The records START
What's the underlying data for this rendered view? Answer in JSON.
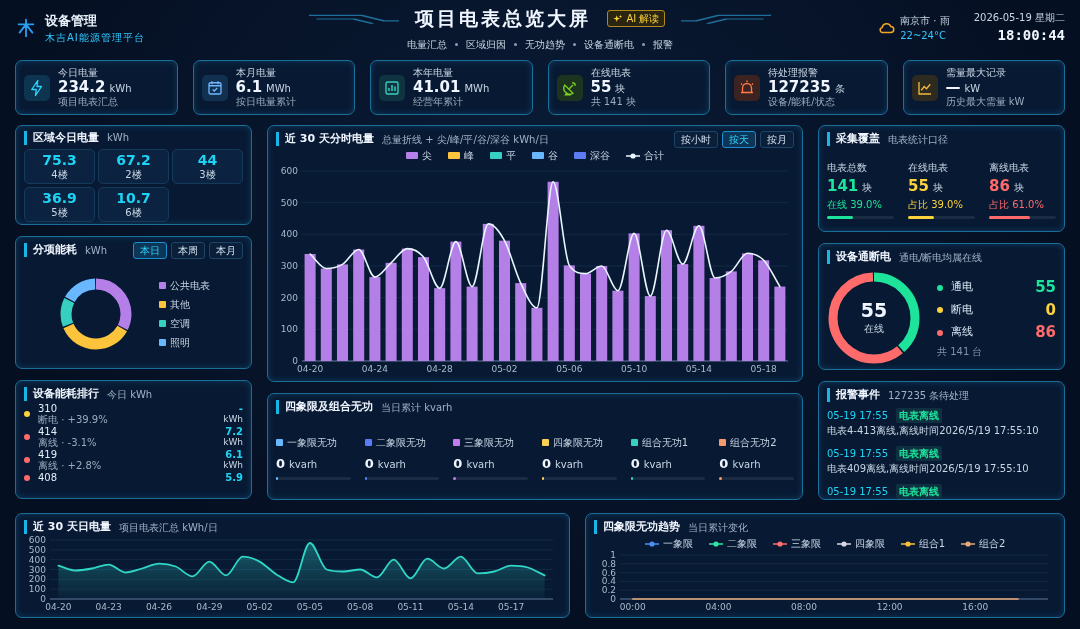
{
  "header": {
    "title": "设备管理",
    "subtitle": "木吉AI能源管理平台",
    "main_title": "项目电表总览大屏",
    "ai_button": "AI 解读",
    "nav": [
      "电量汇总",
      "区域归因",
      "无功趋势",
      "设备通断电",
      "报警"
    ],
    "weather": {
      "city": "南京市 · 雨",
      "temp": "22~24°C"
    },
    "date": "2026-05-19 星期二",
    "time": "18:00:44"
  },
  "kpis": [
    {
      "kind": "bolt",
      "label": "今日电量",
      "value": "234.2",
      "unit": "kWh",
      "note": "项目电表汇总"
    },
    {
      "kind": "calendar",
      "label": "本月电量",
      "value": "6.1",
      "unit": "MWh",
      "note": "按日电量累计"
    },
    {
      "kind": "bars",
      "label": "本年电量",
      "value": "41.01",
      "unit": "MWh",
      "note": "经营年累计"
    },
    {
      "kind": "dish",
      "label": "在线电表",
      "value": "55",
      "unit": "块",
      "note": "共 141 块"
    },
    {
      "kind": "alarm",
      "label": "待处理报警",
      "value": "127235",
      "unit": "条",
      "note": "设备/能耗/状态"
    },
    {
      "kind": "trend",
      "label": "需量最大记录",
      "value": "—",
      "unit": "kW",
      "note": "历史最大需量 kW"
    }
  ],
  "region": {
    "title": "区域今日电量",
    "subtitle": "kWh",
    "cells": [
      {
        "value": "75.3",
        "label": "4楼"
      },
      {
        "value": "67.2",
        "label": "2楼"
      },
      {
        "value": "44",
        "label": "3楼"
      },
      {
        "value": "36.9",
        "label": "5楼"
      },
      {
        "value": "10.7",
        "label": "6楼"
      }
    ]
  },
  "breakdown": {
    "title": "分项能耗",
    "subtitle": "kWh",
    "tabs": [
      {
        "label": "本日",
        "selected": true
      },
      {
        "label": "本周",
        "selected": false
      },
      {
        "label": "本月",
        "selected": false
      }
    ],
    "legend": [
      {
        "label": "公共电表",
        "color": "#b57fe8"
      },
      {
        "label": "其他",
        "color": "#fbc43c"
      },
      {
        "label": "空调",
        "color": "#36cfc0"
      },
      {
        "label": "照明",
        "color": "#69b8ff"
      }
    ]
  },
  "ranking": {
    "title": "设备能耗排行",
    "subtitle": "今日 kWh",
    "items": [
      {
        "name": "310",
        "status": "断电 · +39.9%",
        "value": "-",
        "unit": "kWh",
        "color": "#fbd13c"
      },
      {
        "name": "414",
        "status": "离线 · -3.1%",
        "value": "7.2",
        "unit": "kWh",
        "color": "#ff6b6b"
      },
      {
        "name": "419",
        "status": "离线 · +2.8%",
        "value": "6.1",
        "unit": "kWh",
        "color": "#ff6b6b"
      },
      {
        "name": "408",
        "value": "5.9",
        "color": "#ff6b6b"
      }
    ]
  },
  "daily": {
    "title": "近 30 天分时电量",
    "subtitle": "总量折线 + 尖/峰/平/谷/深谷 kWh/日",
    "tabs": [
      {
        "label": "按小时",
        "selected": false
      },
      {
        "label": "按天",
        "selected": true
      },
      {
        "label": "按月",
        "selected": false
      }
    ],
    "chart_data": {
      "type": "bar",
      "grid": true,
      "categories": [
        "04-20",
        null,
        null,
        null,
        "04-24",
        null,
        null,
        null,
        "04-28",
        null,
        null,
        null,
        "05-02",
        null,
        null,
        null,
        "05-06",
        null,
        null,
        null,
        "05-10",
        null,
        null,
        null,
        "05-14",
        null,
        null,
        null,
        "05-18",
        null
      ],
      "ylim": [
        0,
        600
      ],
      "yticks": [
        0,
        100,
        200,
        300,
        400,
        500,
        600
      ],
      "series": [
        {
          "name": "尖",
          "color": "#b57fe8",
          "values": [
            338,
            292,
            305,
            352,
            265,
            310,
            355,
            328,
            230,
            377,
            235,
            433,
            380,
            246,
            168,
            566,
            302,
            276,
            300,
            222,
            403,
            205,
            413,
            306,
            427,
            262,
            283,
            340,
            318,
            235
          ]
        },
        {
          "name": "峰",
          "color": "#fbc43c",
          "values": [
            0,
            0,
            0,
            0,
            0,
            0,
            0,
            0,
            0,
            0,
            0,
            0,
            0,
            0,
            0,
            0,
            0,
            0,
            0,
            0,
            0,
            0,
            0,
            0,
            0,
            0,
            0,
            0,
            0,
            0
          ]
        },
        {
          "name": "平",
          "color": "#36cfc0",
          "values": [
            0,
            0,
            0,
            0,
            0,
            0,
            0,
            0,
            0,
            0,
            0,
            0,
            0,
            0,
            0,
            0,
            0,
            0,
            0,
            0,
            0,
            0,
            0,
            0,
            0,
            0,
            0,
            0,
            0,
            0
          ]
        },
        {
          "name": "谷",
          "color": "#69b8ff",
          "values": [
            0,
            0,
            0,
            0,
            0,
            0,
            0,
            0,
            0,
            0,
            0,
            0,
            0,
            0,
            0,
            0,
            0,
            0,
            0,
            0,
            0,
            0,
            0,
            0,
            0,
            0,
            0,
            0,
            0,
            0
          ]
        },
        {
          "name": "深谷",
          "color": "#5b7cf5",
          "values": [
            0,
            0,
            0,
            0,
            0,
            0,
            0,
            0,
            0,
            0,
            0,
            0,
            0,
            0,
            0,
            0,
            0,
            0,
            0,
            0,
            0,
            0,
            0,
            0,
            0,
            0,
            0,
            0,
            0,
            0
          ]
        },
        {
          "name": "合计",
          "type": "line",
          "color": "#e8f4ff",
          "values": [
            338,
            292,
            305,
            352,
            265,
            310,
            355,
            328,
            230,
            377,
            235,
            433,
            380,
            246,
            168,
            566,
            302,
            276,
            300,
            222,
            403,
            205,
            413,
            306,
            427,
            262,
            283,
            340,
            318,
            235
          ]
        }
      ]
    }
  },
  "reactive": {
    "title": "四象限及组合无功",
    "subtitle": "当日累计 kvarh",
    "items": [
      {
        "label": "一象限无功",
        "value": "0",
        "unit": "kvarh",
        "color": "#69b8ff",
        "level": 0.03
      },
      {
        "label": "二象限无功",
        "value": "0",
        "unit": "kvarh",
        "color": "#5b7cf5",
        "level": 0.03
      },
      {
        "label": "三象限无功",
        "value": "0",
        "unit": "kvarh",
        "color": "#c27cf0",
        "level": 0.03
      },
      {
        "label": "四象限无功",
        "value": "0",
        "unit": "kvarh",
        "color": "#f9d050",
        "level": 0.03
      },
      {
        "label": "组合无功1",
        "value": "0",
        "unit": "kvarh",
        "color": "#36cfc0",
        "level": 0.03
      },
      {
        "label": "组合无功2",
        "value": "0",
        "unit": "kvarh",
        "color": "#f59a6a",
        "level": 0.03
      }
    ]
  },
  "coverage": {
    "title": "采集覆盖",
    "subtitle": "电表统计口径",
    "items": [
      {
        "label": "电表总数",
        "value": "141",
        "unit": "块",
        "note": "在线 39.0%",
        "color": "#1ee39a",
        "level": 0.39
      },
      {
        "label": "在线电表",
        "value": "55",
        "unit": "块",
        "note": "占比 39.0%",
        "color": "#fbd13c",
        "level": 0.39
      },
      {
        "label": "离线电表",
        "value": "86",
        "unit": "块",
        "note": "占比 61.0%",
        "color": "#ff6b6b",
        "level": 0.61
      }
    ]
  },
  "power": {
    "title": "设备通断电",
    "subtitle": "通电/断电均属在线",
    "center_value": "55",
    "center_label": "在线",
    "items": [
      {
        "label": "通电",
        "value": "55",
        "color": "#1ee39a"
      },
      {
        "label": "断电",
        "value": "0",
        "color": "#fbd13c"
      },
      {
        "label": "离线",
        "value": "86",
        "color": "#ff6b6b"
      }
    ],
    "total": "共 141 台"
  },
  "alerts": {
    "title": "报警事件",
    "subtitle": "127235 条待处理",
    "items": [
      {
        "time": "05-19 17:55",
        "tag": "电表离线",
        "text": "电表4-413离线,离线时间2026/5/19 17:55:10"
      },
      {
        "time": "05-19 17:55",
        "tag": "电表离线",
        "text": "电表409离线,离线时间2026/5/19 17:55:10"
      },
      {
        "time": "05-19 17:55",
        "tag": "电表离线"
      }
    ]
  },
  "trend30": {
    "title": "近 30 天日电量",
    "subtitle": "项目电表汇总 kWh/日",
    "chart_data": {
      "type": "area",
      "grid": true,
      "categories": [
        "04-20",
        null,
        null,
        "04-23",
        null,
        null,
        "04-26",
        null,
        null,
        "04-29",
        null,
        null,
        "05-02",
        null,
        null,
        "05-05",
        null,
        null,
        "05-08",
        null,
        null,
        "05-11",
        null,
        null,
        "05-14",
        null,
        null,
        "05-17",
        null,
        null
      ],
      "ylim": [
        0,
        600
      ],
      "yticks": [
        0,
        100,
        200,
        300,
        400,
        500,
        600
      ],
      "series": [
        {
          "color": "#2fd6c6",
          "values": [
            340,
            290,
            310,
            350,
            270,
            310,
            360,
            330,
            230,
            380,
            240,
            430,
            380,
            250,
            170,
            570,
            300,
            280,
            300,
            220,
            400,
            210,
            410,
            310,
            430,
            260,
            280,
            340,
            320,
            240
          ]
        }
      ]
    }
  },
  "quadrant": {
    "title": "四象限无功趋势",
    "subtitle": "当日累计变化",
    "chart_data": {
      "type": "line",
      "grid": true,
      "x": [
        0,
        18
      ],
      "xlim": [
        -0.6,
        19.4
      ],
      "ylim": [
        0,
        1
      ],
      "yticks": [
        0,
        {
          "value": 0.2,
          "label": "0.2"
        },
        {
          "value": 0.4,
          "label": "0.4"
        },
        {
          "value": 0.6,
          "label": "0.6"
        },
        {
          "value": 0.8,
          "label": "0.8"
        },
        1
      ],
      "xticks": [
        {
          "value": 0,
          "label": "00:00"
        },
        {
          "value": 4,
          "label": "04:00"
        },
        {
          "value": 8,
          "label": "08:00"
        },
        {
          "value": 12,
          "label": "12:00"
        },
        {
          "value": 16,
          "label": "16:00"
        }
      ],
      "series": [
        {
          "name": "一象限",
          "color": "#4d8ff5",
          "values": [
            null,
            null
          ]
        },
        {
          "name": "二象限",
          "color": "#2ee6a6",
          "values": [
            null,
            null
          ]
        },
        {
          "name": "三象限",
          "color": "#ff7070",
          "values": [
            null,
            null
          ]
        },
        {
          "name": "四象限",
          "color": "#d8d8e8",
          "values": [
            null,
            null
          ]
        },
        {
          "name": "组合1",
          "color": "#f9c13a",
          "values": [
            null,
            null
          ]
        },
        {
          "name": "组合2",
          "color": "#e8a878",
          "values": [
            0,
            0
          ]
        }
      ]
    }
  }
}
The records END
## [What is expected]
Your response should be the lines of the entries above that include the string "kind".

## [Exercise result]
      "kind": "bolt",
      "kind": "calendar",
      "kind": "bars",
      "kind": "dish",
      "kind": "alarm",
      "kind": "trend",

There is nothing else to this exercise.